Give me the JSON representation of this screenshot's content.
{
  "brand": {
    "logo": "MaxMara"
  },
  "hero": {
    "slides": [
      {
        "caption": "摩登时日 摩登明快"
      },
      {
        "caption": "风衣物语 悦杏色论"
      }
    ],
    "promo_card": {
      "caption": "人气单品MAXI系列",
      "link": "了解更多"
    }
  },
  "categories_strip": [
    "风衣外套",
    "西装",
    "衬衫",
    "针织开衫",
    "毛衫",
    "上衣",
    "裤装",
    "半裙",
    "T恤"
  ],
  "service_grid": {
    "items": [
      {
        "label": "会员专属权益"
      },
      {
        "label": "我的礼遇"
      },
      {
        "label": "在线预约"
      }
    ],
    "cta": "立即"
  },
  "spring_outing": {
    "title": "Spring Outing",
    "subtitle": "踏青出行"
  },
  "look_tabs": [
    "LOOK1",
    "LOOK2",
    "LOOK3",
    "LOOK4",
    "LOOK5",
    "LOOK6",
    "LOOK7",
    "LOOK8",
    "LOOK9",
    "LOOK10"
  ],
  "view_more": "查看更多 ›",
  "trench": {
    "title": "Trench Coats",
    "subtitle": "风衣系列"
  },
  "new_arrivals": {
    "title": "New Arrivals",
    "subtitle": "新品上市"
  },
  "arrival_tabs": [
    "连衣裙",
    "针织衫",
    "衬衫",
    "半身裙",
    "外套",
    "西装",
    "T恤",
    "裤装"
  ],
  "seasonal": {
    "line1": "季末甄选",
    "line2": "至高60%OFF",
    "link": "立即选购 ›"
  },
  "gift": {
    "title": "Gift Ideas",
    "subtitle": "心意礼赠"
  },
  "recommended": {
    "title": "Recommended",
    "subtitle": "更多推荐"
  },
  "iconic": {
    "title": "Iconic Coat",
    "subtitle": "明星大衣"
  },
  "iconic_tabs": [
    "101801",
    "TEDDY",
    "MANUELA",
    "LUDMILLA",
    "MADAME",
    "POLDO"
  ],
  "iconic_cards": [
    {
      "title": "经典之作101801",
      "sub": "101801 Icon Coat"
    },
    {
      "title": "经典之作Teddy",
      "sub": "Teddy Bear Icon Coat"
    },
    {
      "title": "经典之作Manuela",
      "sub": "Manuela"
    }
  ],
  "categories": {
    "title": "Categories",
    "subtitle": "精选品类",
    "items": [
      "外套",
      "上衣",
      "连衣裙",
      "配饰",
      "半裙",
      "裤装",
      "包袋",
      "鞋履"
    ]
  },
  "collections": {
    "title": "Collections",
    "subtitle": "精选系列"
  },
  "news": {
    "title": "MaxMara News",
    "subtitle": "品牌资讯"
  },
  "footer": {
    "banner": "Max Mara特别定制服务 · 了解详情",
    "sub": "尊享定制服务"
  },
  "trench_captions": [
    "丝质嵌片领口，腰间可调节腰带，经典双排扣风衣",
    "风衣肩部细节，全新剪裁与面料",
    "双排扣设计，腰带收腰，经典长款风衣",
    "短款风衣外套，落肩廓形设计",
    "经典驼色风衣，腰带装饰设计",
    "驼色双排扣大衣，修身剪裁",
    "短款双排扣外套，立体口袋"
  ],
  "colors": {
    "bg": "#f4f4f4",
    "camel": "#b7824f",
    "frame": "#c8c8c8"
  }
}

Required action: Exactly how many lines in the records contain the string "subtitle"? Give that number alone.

Output: 9